33. Tao ZH, Wan JL, Zeng LY, Xie L, Sun HC, Qin LX, Wang L, Zhou J, Ren ZG, Li YX, Fan J, Wu WZ. miR-612 suppresses the invasive-metastatic cascade in hepatocellular carcinoma. The Journal of experimental medicine. 2013; 210:789–803.

34. Xu Z, Taylor JA. SNPinfo: integrating GWAS and candidate gene information into functional SNP selection for genetic association studies. Nucleic acids research. 2009; 37:W600–605.

35. Wang T, Gilkes DM, Takano N, Xiang L, Luo W, Bishop CJ, Chaturvedi P, Green JJ, Semenza GL. Hypoxia-inducible factors and RAB22A mediate formation of microvesicles that stimulate breast cancer invasion and metastasis. Proceedings of the National Academy of Sciences of the United States of America. 2014; 111:E3234–3242.

36. Lubomierski N, Kersting M, Bert T, Muench K, Wulbrand U, Schuermann M, Bartsch D, Simon B. Tumor suppressor genes in the 9p21 gene cluster are selective targets of inactivation in neuroendocrine gastroenteropancreatic tumors. Cancer research. 2001; 61:5905–5910.

37. Kim WY, Sharpless NE. The regulation of INK4/ARF in cancer and aging. Cell. 2006; 127:265–275.

38. Lindberg D, Akerstrom G, Westin G. Evaluation of CDKN2C/p18, CDKN1B/p27 and CDKN2B/p15 mRNA expression, and CpG methylation status in sporadic and MEN1-associated pancreatic endocrine tumours. Clinical endocrinology. 2008; 68:271–277.

39. Consortium EP. An integrated encyclopedia of DNA elements in the human genome. Nature. 2012; 489:57–74.

40. Crawford GE, Holt IE, Whittle J, Webb BD, Tai D, Davis S, Margulies EH, Chen Y, Bernat JA, Ginsburg D, Zhou D, Luo S, Vasicek TJ, et al. Genome-wide mapping of DNase hypersensitive sites using massively parallel signature sequencing (MPSS). Genome research. 2006; 16:123–131.

41. Moran A, O’Hara C, Khan S, Shack L, Woodward E, Maher ER, Lalloo F, Evans DG. Risk of cancer other than breast or ovarian in individuals with BRCA1 and BRCA2 mutations. Familial cancer. 2012; 11:235–242.

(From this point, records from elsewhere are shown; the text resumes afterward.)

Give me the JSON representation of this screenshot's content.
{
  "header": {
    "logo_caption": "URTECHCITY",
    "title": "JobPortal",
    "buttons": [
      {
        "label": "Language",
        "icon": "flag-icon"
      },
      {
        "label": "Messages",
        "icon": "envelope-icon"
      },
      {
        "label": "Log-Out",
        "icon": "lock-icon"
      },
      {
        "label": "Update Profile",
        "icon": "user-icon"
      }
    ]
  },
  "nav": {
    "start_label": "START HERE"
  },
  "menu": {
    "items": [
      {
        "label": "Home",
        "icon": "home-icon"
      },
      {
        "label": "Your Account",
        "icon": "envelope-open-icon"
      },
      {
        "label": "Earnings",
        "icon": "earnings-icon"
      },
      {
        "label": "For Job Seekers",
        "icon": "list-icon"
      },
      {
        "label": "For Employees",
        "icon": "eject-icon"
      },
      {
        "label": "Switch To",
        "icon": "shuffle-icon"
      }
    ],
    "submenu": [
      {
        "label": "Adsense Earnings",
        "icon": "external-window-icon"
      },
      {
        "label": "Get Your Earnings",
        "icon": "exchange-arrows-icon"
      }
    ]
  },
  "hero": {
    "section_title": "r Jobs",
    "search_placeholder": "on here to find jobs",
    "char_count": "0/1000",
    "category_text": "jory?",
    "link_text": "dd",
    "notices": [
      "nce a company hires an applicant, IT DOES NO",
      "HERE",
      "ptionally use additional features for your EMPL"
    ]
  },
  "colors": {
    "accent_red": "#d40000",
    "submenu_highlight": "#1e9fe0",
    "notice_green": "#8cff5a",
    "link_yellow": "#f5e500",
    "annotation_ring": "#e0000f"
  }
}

42. Breast Cancer Linkage C. Cancer risks in BRCA2 mutation carriers. Journal of the National Cancer Institute. 1999; 91:1310–1316.

43. De La Vega FM, Isaac HI, Scafe CR. A tool for selecting SNPs for association studies based on observed linkage disequilibrium patterns. Pacific Symposium on Biocomputing Pacific Symposium on Biocomputing. 2006; 487–498.

44. Benjamini YH, Y. Controlling the False Discovery Rate: A Practical and Powerful Approach to Multiple Testing. Journal of the Royal Statistical Society Series B (Methodological). 1995; 57:289–300.

45. Rosenbloom KR, Armstrong J, Barber GP, Casper J, Clawson H, Diekhans M, Dreszer TR, Fujita PA, Guruvadoo L, Haeussler M, Harte RA, Heitner S, Hickey G, et al. The UCSC Genome Browser database: 2015 update. Nucleic acids research. 2015; 43:D670–681.

46. Lee PH, Shatkay H. An integrative scoring system for ranking SNPs by their potential deleterious effects. Bioinformatics. 2009; 25:1048–1055.

47. Ward LD, Kellis M. HaploReg: a resource for exploring chromatin states, conservation, and regulatory motif alterations within sets of genetically linked variants. Nucleic acids research. 2012; 40:D930–934.

48. Boyle AP, Hong EL, Hariharan M, Cheng Y, Schaub MA, Kasowski M, Karczewski KJ, Park J, Hitz BC, Weng S, Cherry JM, Snyder M. Annotation of functional variation in personal genomes using RegulomeDB. Genome research. 2012; 22:1790–1797.

49. Yang TP, Beazley C, Montgomery SB, Dimas AS, Gutierrez-Arcelus M, Stranger BE, Deloukas P, Dermitzakis ET. Genevar: a database and Java application for the analysis and visualization of SNP-gene associations in eQTL studies. Bioinformatics. 2010; 26:2474–2476.


Creative Commons License All site content, except where otherwise noted, is licensed under a Creative Commons Attribution 3.0 License.
PII: 10924